As November wraps up and many hunting seasons slowly come to an end, it's important for us to remember a sometimes thankless job that's so important to our state.

Conservation officers, aka game wardens, with the South Dakota Game, Fish & Parks Department have been working hard for the past few months doing their best to ensure outdoor enthusiasts are staying within the confines of laws to protect our natural resources.

But does our state have enough conservation officers? We think there's a definite need for more.

A lot of game is open for hunting in South Dakota right now. Deer, pheasants and waterfowl are available hunting opportunities, while fishing from boats is a luxury as today hits December.

And right there, speckled throughout the state, are GF&P conservation officers to keep our outdoor heritage strong for the coming decades.

The goal for all conservation officers is for complete compliance — for everyone to abide by laws, which are set to hold game populations at suitable levels.

But not everyone follows the laws. And, perhaps because now's hunting season, we've noticed more people are violating laws.

This month, GF&P has asked for the public's help in a couple cases in Lyman County in which someone shot pheasants and Canada geese, did not harvest the meat and dumped the carcasses to be wasted. Another case from West River showed a large mule deer that was poached and left unharvested.

On the same note, a recent GF&P law enforcement report showed there was a 17 percent increase in violations in 2016 compared to the previous year. Those violations included everything from trespass, over the limit, drug violations and more.

The state has about 80 certified conservation officers to cover about 77,000 square miles. On average, that's more than 900 that each conservation officer is responsible for.

These men and women work extremely hard. They're on duty during nights and weekends and, in our experiences, they're very professional. In addition, they also assist traditional law enforcement agencies as conservation officers are trained law enforcement.

As more people attempt to break state game laws and as all crime rises in South Dakota, state officials need to seriously think about boosting the number of conservation officers here. South Dakota residents and a large majority of the state's tourists love the outdoor opportunities we have.

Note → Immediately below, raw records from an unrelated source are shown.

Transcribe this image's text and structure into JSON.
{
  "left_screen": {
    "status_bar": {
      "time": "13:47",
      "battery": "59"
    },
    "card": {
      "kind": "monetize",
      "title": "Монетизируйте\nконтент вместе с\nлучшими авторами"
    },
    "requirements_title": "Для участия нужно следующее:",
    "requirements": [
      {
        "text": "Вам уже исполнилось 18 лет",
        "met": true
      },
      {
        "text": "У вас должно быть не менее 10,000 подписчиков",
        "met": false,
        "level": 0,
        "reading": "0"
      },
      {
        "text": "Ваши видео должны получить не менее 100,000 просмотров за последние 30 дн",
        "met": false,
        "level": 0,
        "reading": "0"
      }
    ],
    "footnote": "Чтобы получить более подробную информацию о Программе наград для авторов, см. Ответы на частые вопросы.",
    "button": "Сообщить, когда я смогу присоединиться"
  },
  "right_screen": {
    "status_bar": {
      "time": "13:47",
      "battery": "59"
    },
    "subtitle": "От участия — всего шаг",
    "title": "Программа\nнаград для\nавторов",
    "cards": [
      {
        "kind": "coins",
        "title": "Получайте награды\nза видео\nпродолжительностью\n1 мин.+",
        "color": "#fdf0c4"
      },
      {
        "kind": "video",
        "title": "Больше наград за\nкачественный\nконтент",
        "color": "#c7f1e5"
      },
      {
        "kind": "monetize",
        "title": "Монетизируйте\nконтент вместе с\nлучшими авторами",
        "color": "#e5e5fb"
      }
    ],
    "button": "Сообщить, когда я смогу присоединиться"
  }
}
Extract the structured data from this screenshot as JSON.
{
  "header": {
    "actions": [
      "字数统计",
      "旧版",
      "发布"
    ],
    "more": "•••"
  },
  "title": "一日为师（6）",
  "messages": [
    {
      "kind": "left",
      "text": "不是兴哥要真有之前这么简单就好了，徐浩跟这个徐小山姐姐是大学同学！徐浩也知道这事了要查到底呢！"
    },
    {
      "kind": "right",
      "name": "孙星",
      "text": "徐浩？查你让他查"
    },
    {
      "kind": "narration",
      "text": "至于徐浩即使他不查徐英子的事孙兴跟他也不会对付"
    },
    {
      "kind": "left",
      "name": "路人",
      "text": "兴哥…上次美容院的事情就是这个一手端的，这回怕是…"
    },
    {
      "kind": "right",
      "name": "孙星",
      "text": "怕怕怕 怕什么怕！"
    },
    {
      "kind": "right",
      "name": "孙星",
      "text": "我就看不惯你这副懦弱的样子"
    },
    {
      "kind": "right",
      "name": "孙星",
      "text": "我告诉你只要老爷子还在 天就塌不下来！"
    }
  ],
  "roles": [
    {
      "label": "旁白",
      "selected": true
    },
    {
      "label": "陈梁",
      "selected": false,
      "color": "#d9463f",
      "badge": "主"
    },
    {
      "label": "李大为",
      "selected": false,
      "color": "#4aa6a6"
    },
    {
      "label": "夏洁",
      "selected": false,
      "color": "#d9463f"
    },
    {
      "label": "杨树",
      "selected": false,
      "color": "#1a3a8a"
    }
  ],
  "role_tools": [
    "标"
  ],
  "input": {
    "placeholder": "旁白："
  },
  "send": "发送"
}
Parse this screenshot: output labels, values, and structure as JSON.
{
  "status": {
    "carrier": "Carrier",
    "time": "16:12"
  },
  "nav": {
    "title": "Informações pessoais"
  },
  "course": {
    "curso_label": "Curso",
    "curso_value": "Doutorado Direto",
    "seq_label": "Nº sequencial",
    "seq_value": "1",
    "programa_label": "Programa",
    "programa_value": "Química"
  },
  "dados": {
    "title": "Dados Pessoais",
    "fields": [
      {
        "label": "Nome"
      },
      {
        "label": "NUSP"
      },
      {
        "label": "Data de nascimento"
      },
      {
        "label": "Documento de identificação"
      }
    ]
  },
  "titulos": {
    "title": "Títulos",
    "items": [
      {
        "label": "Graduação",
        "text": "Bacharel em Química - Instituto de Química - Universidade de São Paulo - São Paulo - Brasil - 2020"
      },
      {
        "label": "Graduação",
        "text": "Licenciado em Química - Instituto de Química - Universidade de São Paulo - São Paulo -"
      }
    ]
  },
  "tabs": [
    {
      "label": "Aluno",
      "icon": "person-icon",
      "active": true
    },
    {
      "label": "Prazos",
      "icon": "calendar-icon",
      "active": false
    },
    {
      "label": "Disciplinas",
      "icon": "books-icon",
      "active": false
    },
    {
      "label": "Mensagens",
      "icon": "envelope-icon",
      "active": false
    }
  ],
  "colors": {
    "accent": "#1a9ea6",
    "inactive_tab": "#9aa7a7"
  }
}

To keep those traditions strong, GF&P's law enforcement agency could use a boost.